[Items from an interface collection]

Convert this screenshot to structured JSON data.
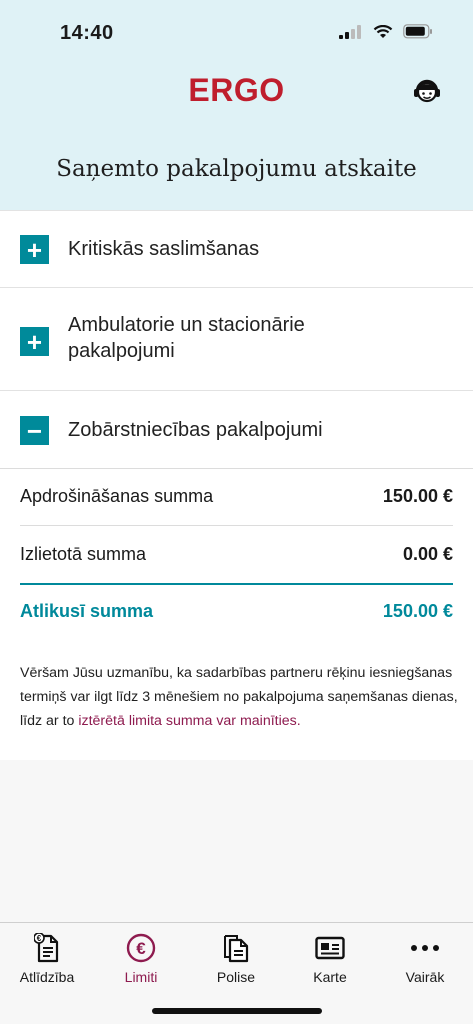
{
  "status_bar": {
    "time": "14:40"
  },
  "header": {
    "logo": "ERGO",
    "title": "Saņemto pakalpojumu atskaite"
  },
  "accordion": [
    {
      "label": "Kritiskās saslimšanas",
      "icon": "+"
    },
    {
      "label": "Ambulatorie un stacionārie pakalpojumi",
      "icon": "+"
    },
    {
      "label": "Zobārstniecības pakalpojumi",
      "icon": "−"
    }
  ],
  "summary": {
    "insured_label": "Apdrošināšanas summa",
    "insured_value": "150.00 €",
    "used_label": "Izlietotā summa",
    "used_value": "0.00 €",
    "remaining_label": "Atlikusī summa",
    "remaining_value": "150.00 €"
  },
  "notice": {
    "text": "Vēršam Jūsu uzmanību, ka sadarbības partneru rēķinu iesniegšanas termiņš var ilgt līdz 3 mēnešiem no pakalpojuma saņemšanas dienas, līdz ar to ",
    "link": "iztērētā limita summa var mainīties."
  },
  "tabs": [
    {
      "label": "Atlīdzība",
      "icon": "claim-document-icon"
    },
    {
      "label": "Limiti",
      "icon": "euro-circle-icon",
      "active": true
    },
    {
      "label": "Polise",
      "icon": "policy-documents-icon"
    },
    {
      "label": "Karte",
      "icon": "id-card-icon"
    },
    {
      "label": "Vairāk",
      "icon": "more-dots-icon"
    }
  ],
  "colors": {
    "brand_red": "#bf1e2d",
    "accent_teal": "#00899b",
    "active_tab": "#8e1b4f",
    "header_bg": "#dff2f6"
  }
}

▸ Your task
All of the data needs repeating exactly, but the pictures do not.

▸ Completed exercise
Convert this screenshot to structured JSON data.
{
  "status_bar": {
    "time": "14:40"
  },
  "header": {
    "logo": "ERGO",
    "title": "Saņemto pakalpojumu atskaite"
  },
  "accordion": [
    {
      "label": "Kritiskās saslimšanas",
      "icon": "+"
    },
    {
      "label": "Ambulatorie un stacionārie pakalpojumi",
      "icon": "+"
    },
    {
      "label": "Zobārstniecības pakalpojumi",
      "icon": "−"
    }
  ],
  "summary": {
    "insured_label": "Apdrošināšanas summa",
    "insured_value": "150.00 €",
    "used_label": "Izlietotā summa",
    "used_value": "0.00 €",
    "remaining_label": "Atlikusī summa",
    "remaining_value": "150.00 €"
  },
  "notice": {
    "text": "Vēršam Jūsu uzmanību, ka sadarbības partneru rēķinu iesniegšanas termiņš var ilgt līdz 3 mēnešiem no pakalpojuma saņemšanas dienas, līdz ar to ",
    "link": "iztērētā limita summa var mainīties."
  },
  "tabs": [
    {
      "label": "Atlīdzība",
      "icon": "claim-document-icon"
    },
    {
      "label": "Limiti",
      "icon": "euro-circle-icon",
      "active": true
    },
    {
      "label": "Polise",
      "icon": "policy-documents-icon"
    },
    {
      "label": "Karte",
      "icon": "id-card-icon"
    },
    {
      "label": "Vairāk",
      "icon": "more-dots-icon"
    }
  ],
  "colors": {
    "brand_red": "#bf1e2d",
    "accent_teal": "#00899b",
    "active_tab": "#8e1b4f",
    "header_bg": "#dff2f6"
  }
}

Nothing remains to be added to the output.